*What to do*
Output the records that follow, keeping every line exactly as it is.

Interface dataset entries
====================

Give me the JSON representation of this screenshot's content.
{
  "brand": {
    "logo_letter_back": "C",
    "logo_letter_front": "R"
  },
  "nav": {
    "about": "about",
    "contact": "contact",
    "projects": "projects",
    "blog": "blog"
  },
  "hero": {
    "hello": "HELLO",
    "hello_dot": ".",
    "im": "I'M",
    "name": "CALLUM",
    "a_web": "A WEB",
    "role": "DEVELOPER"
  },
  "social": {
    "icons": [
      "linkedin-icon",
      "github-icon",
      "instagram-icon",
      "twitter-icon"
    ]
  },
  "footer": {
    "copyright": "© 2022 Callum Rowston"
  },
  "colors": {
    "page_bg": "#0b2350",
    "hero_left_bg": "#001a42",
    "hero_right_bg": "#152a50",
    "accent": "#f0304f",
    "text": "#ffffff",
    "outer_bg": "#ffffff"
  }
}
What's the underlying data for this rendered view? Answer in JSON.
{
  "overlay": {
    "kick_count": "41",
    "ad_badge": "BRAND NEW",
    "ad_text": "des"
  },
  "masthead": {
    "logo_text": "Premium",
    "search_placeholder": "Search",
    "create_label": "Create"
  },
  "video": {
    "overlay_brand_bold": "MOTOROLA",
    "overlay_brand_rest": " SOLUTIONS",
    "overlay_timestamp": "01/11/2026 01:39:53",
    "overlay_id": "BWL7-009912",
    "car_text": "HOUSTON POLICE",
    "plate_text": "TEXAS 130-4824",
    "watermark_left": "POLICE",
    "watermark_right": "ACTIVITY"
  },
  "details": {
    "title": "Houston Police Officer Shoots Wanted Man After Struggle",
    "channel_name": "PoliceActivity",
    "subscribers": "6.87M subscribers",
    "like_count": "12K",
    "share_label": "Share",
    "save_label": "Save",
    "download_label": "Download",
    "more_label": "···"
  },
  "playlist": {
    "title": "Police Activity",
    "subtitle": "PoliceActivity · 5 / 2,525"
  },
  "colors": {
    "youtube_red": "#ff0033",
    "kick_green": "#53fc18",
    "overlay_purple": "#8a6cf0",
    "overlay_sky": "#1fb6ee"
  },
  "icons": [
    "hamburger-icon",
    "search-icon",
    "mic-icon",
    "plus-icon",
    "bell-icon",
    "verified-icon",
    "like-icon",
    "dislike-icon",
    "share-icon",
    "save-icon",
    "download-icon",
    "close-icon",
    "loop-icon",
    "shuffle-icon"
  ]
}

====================

*Exercise result*
Give me the JSON representation of this screenshot's content.
{
  "brand": {
    "logo_letter_back": "C",
    "logo_letter_front": "R"
  },
  "nav": {
    "about": "about",
    "contact": "contact",
    "projects": "projects",
    "blog": "blog"
  },
  "hero": {
    "hello": "HELLO",
    "hello_dot": ".",
    "im": "I'M",
    "name": "CALLUM",
    "a_web": "A WEB",
    "role": "DEVELOPER"
  },
  "social": {
    "icons": [
      "linkedin-icon",
      "github-icon",
      "instagram-icon",
      "twitter-icon"
    ]
  },
  "footer": {
    "copyright": "© 2022 Callum Rowston"
  },
  "colors": {
    "page_bg": "#0b2350",
    "hero_left_bg": "#001a42",
    "hero_right_bg": "#152a50",
    "accent": "#f0304f",
    "text": "#ffffff",
    "outer_bg": "#ffffff"
  }
}
What's the underlying data for this rendered view? Answer in JSON.
{
  "overlay": {
    "kick_count": "41",
    "ad_badge": "BRAND NEW",
    "ad_text": "des"
  },
  "masthead": {
    "logo_text": "Premium",
    "search_placeholder": "Search",
    "create_label": "Create"
  },
  "video": {
    "overlay_brand_bold": "MOTOROLA",
    "overlay_brand_rest": " SOLUTIONS",
    "overlay_timestamp": "01/11/2026 01:39:53",
    "overlay_id": "BWL7-009912",
    "car_text": "HOUSTON POLICE",
    "plate_text": "TEXAS 130-4824",
    "watermark_left": "POLICE",
    "watermark_right": "ACTIVITY"
  },
  "details": {
    "title": "Houston Police Officer Shoots Wanted Man After Struggle",
    "channel_name": "PoliceActivity",
    "subscribers": "6.87M subscribers",
    "like_count": "12K",
    "share_label": "Share",
    "save_label": "Save",
    "download_label": "Download",
    "more_label": "···"
  },
  "playlist": {
    "title": "Police Activity",
    "subtitle": "PoliceActivity · 5 / 2,525"
  },
  "colors": {
    "youtube_red": "#ff0033",
    "kick_green": "#53fc18",
    "overlay_purple": "#8a6cf0",
    "overlay_sky": "#1fb6ee"
  },
  "icons": [
    "hamburger-icon",
    "search-icon",
    "mic-icon",
    "plus-icon",
    "bell-icon",
    "verified-icon",
    "like-icon",
    "dislike-icon",
    "share-icon",
    "save-icon",
    "download-icon",
    "close-icon",
    "loop-icon",
    "shuffle-icon"
  ]
}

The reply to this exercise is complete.